Records for the task START

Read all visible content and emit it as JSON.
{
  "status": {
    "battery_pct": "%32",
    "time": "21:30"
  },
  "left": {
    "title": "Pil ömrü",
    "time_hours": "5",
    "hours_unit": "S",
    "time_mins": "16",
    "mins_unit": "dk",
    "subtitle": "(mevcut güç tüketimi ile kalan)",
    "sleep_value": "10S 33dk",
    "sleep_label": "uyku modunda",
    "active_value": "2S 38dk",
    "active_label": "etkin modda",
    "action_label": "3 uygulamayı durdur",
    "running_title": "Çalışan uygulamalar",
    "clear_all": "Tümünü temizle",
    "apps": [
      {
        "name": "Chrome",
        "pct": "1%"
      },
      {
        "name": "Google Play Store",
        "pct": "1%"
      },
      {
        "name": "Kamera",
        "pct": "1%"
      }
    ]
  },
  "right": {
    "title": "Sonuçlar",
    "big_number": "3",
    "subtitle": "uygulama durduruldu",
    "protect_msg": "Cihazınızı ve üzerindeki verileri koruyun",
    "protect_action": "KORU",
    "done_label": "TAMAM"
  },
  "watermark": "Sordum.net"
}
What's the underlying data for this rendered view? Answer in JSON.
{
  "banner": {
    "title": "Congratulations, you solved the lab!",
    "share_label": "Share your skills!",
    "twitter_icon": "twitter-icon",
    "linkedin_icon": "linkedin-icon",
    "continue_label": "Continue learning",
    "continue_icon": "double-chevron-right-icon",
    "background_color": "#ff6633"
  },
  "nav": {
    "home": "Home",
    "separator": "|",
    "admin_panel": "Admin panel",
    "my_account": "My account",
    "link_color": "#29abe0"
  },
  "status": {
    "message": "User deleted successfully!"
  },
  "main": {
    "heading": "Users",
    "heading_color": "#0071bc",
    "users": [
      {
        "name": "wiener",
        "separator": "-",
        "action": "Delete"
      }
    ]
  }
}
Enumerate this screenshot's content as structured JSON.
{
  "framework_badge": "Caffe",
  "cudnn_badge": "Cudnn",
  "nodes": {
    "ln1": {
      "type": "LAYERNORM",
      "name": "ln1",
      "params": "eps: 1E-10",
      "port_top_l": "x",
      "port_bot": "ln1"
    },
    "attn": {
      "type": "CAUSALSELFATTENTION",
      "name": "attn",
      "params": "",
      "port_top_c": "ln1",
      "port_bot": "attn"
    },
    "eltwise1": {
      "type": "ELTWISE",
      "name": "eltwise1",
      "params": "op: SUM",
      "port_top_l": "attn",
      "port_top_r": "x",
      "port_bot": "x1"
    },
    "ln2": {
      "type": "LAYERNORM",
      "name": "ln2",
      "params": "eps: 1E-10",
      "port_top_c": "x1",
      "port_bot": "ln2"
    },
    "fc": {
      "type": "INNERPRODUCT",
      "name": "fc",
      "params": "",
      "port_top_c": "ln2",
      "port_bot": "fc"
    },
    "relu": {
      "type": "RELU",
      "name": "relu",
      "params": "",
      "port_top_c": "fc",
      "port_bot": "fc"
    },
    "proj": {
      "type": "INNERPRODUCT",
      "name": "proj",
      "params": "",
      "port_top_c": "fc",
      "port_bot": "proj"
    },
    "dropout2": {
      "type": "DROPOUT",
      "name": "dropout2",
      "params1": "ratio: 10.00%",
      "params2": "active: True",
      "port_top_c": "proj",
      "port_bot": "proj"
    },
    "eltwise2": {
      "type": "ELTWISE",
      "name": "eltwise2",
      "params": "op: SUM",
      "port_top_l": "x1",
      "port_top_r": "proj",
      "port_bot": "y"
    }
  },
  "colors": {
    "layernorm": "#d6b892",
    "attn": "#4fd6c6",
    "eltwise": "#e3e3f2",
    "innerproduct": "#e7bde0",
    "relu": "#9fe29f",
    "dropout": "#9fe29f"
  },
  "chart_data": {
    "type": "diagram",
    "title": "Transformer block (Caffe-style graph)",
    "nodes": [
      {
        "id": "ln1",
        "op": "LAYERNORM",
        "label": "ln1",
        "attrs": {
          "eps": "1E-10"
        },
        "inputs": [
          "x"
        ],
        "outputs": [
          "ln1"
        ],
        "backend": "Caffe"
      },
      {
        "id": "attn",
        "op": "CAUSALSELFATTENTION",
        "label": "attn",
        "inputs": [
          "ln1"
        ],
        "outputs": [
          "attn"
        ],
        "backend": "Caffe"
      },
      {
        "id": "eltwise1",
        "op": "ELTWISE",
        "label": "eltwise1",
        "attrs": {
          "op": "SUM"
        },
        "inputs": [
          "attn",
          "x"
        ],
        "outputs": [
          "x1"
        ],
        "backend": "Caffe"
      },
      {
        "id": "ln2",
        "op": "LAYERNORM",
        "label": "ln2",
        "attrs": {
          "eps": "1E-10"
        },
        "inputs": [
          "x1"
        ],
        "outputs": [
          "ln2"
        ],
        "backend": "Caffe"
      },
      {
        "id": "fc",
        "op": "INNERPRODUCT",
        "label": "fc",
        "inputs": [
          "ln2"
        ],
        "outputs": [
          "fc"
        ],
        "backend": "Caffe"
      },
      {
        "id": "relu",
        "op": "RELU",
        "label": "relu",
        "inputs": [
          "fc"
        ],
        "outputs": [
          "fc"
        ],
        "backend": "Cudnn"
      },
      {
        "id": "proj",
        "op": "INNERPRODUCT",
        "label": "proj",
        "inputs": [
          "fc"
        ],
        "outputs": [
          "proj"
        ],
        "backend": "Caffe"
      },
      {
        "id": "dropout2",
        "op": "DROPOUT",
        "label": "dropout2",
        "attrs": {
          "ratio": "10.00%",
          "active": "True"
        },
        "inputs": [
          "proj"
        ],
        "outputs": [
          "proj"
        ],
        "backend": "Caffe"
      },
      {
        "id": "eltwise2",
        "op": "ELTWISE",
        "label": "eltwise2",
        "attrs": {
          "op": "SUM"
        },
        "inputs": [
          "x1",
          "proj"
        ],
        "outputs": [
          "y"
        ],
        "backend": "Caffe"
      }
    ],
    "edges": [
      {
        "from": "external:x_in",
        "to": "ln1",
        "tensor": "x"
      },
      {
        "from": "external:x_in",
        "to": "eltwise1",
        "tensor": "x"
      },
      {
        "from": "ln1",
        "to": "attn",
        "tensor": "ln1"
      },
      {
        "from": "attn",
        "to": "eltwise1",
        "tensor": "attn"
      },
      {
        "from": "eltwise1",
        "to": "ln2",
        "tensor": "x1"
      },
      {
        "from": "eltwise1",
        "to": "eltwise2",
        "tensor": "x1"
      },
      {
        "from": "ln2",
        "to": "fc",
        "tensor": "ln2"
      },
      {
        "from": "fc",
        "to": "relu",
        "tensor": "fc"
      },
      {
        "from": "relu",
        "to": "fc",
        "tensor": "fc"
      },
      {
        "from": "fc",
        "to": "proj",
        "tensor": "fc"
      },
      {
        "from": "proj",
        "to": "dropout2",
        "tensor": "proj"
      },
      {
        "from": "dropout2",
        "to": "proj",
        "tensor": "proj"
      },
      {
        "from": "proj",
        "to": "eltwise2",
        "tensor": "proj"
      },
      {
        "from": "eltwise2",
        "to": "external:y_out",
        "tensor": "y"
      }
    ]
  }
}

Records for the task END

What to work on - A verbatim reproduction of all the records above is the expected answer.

Solution -
Read all visible content and emit it as JSON.
{
  "status": {
    "battery_pct": "%32",
    "time": "21:30"
  },
  "left": {
    "title": "Pil ömrü",
    "time_hours": "5",
    "hours_unit": "S",
    "time_mins": "16",
    "mins_unit": "dk",
    "subtitle": "(mevcut güç tüketimi ile kalan)",
    "sleep_value": "10S 33dk",
    "sleep_label": "uyku modunda",
    "active_value": "2S 38dk",
    "active_label": "etkin modda",
    "action_label": "3 uygulamayı durdur",
    "running_title": "Çalışan uygulamalar",
    "clear_all": "Tümünü temizle",
    "apps": [
      {
        "name": "Chrome",
        "pct": "1%"
      },
      {
        "name": "Google Play Store",
        "pct": "1%"
      },
      {
        "name": "Kamera",
        "pct": "1%"
      }
    ]
  },
  "right": {
    "title": "Sonuçlar",
    "big_number": "3",
    "subtitle": "uygulama durduruldu",
    "protect_msg": "Cihazınızı ve üzerindeki verileri koruyun",
    "protect_action": "KORU",
    "done_label": "TAMAM"
  },
  "watermark": "Sordum.net"
}
What's the underlying data for this rendered view? Answer in JSON.
{
  "banner": {
    "title": "Congratulations, you solved the lab!",
    "share_label": "Share your skills!",
    "twitter_icon": "twitter-icon",
    "linkedin_icon": "linkedin-icon",
    "continue_label": "Continue learning",
    "continue_icon": "double-chevron-right-icon",
    "background_color": "#ff6633"
  },
  "nav": {
    "home": "Home",
    "separator": "|",
    "admin_panel": "Admin panel",
    "my_account": "My account",
    "link_color": "#29abe0"
  },
  "status": {
    "message": "User deleted successfully!"
  },
  "main": {
    "heading": "Users",
    "heading_color": "#0071bc",
    "users": [
      {
        "name": "wiener",
        "separator": "-",
        "action": "Delete"
      }
    ]
  }
}
Enumerate this screenshot's content as structured JSON.
{
  "framework_badge": "Caffe",
  "cudnn_badge": "Cudnn",
  "nodes": {
    "ln1": {
      "type": "LAYERNORM",
      "name": "ln1",
      "params": "eps: 1E-10",
      "port_top_l": "x",
      "port_bot": "ln1"
    },
    "attn": {
      "type": "CAUSALSELFATTENTION",
      "name": "attn",
      "params": "",
      "port_top_c": "ln1",
      "port_bot": "attn"
    },
    "eltwise1": {
      "type": "ELTWISE",
      "name": "eltwise1",
      "params": "op: SUM",
      "port_top_l": "attn",
      "port_top_r": "x",
      "port_bot": "x1"
    },
    "ln2": {
      "type": "LAYERNORM",
      "name": "ln2",
      "params": "eps: 1E-10",
      "port_top_c": "x1",
      "port_bot": "ln2"
    },
    "fc": {
      "type": "INNERPRODUCT",
      "name": "fc",
      "params": "",
      "port_top_c": "ln2",
      "port_bot": "fc"
    },
    "relu": {
      "type": "RELU",
      "name": "relu",
      "params": "",
      "port_top_c": "fc",
      "port_bot": "fc"
    },
    "proj": {
      "type": "INNERPRODUCT",
      "name": "proj",
      "params": "",
      "port_top_c": "fc",
      "port_bot": "proj"
    },
    "dropout2": {
      "type": "DROPOUT",
      "name": "dropout2",
      "params1": "ratio: 10.00%",
      "params2": "active: True",
      "port_top_c": "proj",
      "port_bot": "proj"
    },
    "eltwise2": {
      "type": "ELTWISE",
      "name": "eltwise2",
      "params": "op: SUM",
      "port_top_l": "x1",
      "port_top_r": "proj",
      "port_bot": "y"
    }
  },
  "colors": {
    "layernorm": "#d6b892",
    "attn": "#4fd6c6",
    "eltwise": "#e3e3f2",
    "innerproduct": "#e7bde0",
    "relu": "#9fe29f",
    "dropout": "#9fe29f"
  },
  "chart_data": {
    "type": "diagram",
    "title": "Transformer block (Caffe-style graph)",
    "nodes": [
      {
        "id": "ln1",
        "op": "LAYERNORM",
        "label": "ln1",
        "attrs": {
          "eps": "1E-10"
        },
        "inputs": [
          "x"
        ],
        "outputs": [
          "ln1"
        ],
        "backend": "Caffe"
      },
      {
        "id": "attn",
        "op": "CAUSALSELFATTENTION",
        "label": "attn",
        "inputs": [
          "ln1"
        ],
        "outputs": [
          "attn"
        ],
        "backend": "Caffe"
      },
      {
        "id": "eltwise1",
        "op": "ELTWISE",
        "label": "eltwise1",
        "attrs": {
          "op": "SUM"
        },
        "inputs": [
          "attn",
          "x"
        ],
        "outputs": [
          "x1"
        ],
        "backend": "Caffe"
      },
      {
        "id": "ln2",
        "op": "LAYERNORM",
        "label": "ln2",
        "attrs": {
          "eps": "1E-10"
        },
        "inputs": [
          "x1"
        ],
        "outputs": [
          "ln2"
        ],
        "backend": "Caffe"
      },
      {
        "id": "fc",
        "op": "INNERPRODUCT",
        "label": "fc",
        "inputs": [
          "ln2"
        ],
        "outputs": [
          "fc"
        ],
        "backend": "Caffe"
      },
      {
        "id": "relu",
        "op": "RELU",
        "label": "relu",
        "inputs": [
          "fc"
        ],
        "outputs": [
          "fc"
        ],
        "backend": "Cudnn"
      },
      {
        "id": "proj",
        "op": "INNERPRODUCT",
        "label": "proj",
        "inputs": [
          "fc"
        ],
        "outputs": [
          "proj"
        ],
        "backend": "Caffe"
      },
      {
        "id": "dropout2",
        "op": "DROPOUT",
        "label": "dropout2",
        "attrs": {
          "ratio": "10.00%",
          "active": "True"
        },
        "inputs": [
          "proj"
        ],
        "outputs": [
          "proj"
        ],
        "backend": "Caffe"
      },
      {
        "id": "eltwise2",
        "op": "ELTWISE",
        "label": "eltwise2",
        "attrs": {
          "op": "SUM"
        },
        "inputs": [
          "x1",
          "proj"
        ],
        "outputs": [
          "y"
        ],
        "backend": "Caffe"
      }
    ],
    "edges": [
      {
        "from": "external:x_in",
        "to": "ln1",
        "tensor": "x"
      },
      {
        "from": "external:x_in",
        "to": "eltwise1",
        "tensor": "x"
      },
      {
        "from": "ln1",
        "to": "attn",
        "tensor": "ln1"
      },
      {
        "from": "attn",
        "to": "eltwise1",
        "tensor": "attn"
      },
      {
        "from": "eltwise1",
        "to": "ln2",
        "tensor": "x1"
      },
      {
        "from": "eltwise1",
        "to": "eltwise2",
        "tensor": "x1"
      },
      {
        "from": "ln2",
        "to": "fc",
        "tensor": "ln2"
      },
      {
        "from": "fc",
        "to": "relu",
        "tensor": "fc"
      },
      {
        "from": "relu",
        "to": "fc",
        "tensor": "fc"
      },
      {
        "from": "fc",
        "to": "proj",
        "tensor": "fc"
      },
      {
        "from": "proj",
        "to": "dropout2",
        "tensor": "proj"
      },
      {
        "from": "dropout2",
        "to": "proj",
        "tensor": "proj"
      },
      {
        "from": "proj",
        "to": "eltwise2",
        "tensor": "proj"
      },
      {
        "from": "eltwise2",
        "to": "external:y_out",
        "tensor": "y"
      }
    ]
  }
}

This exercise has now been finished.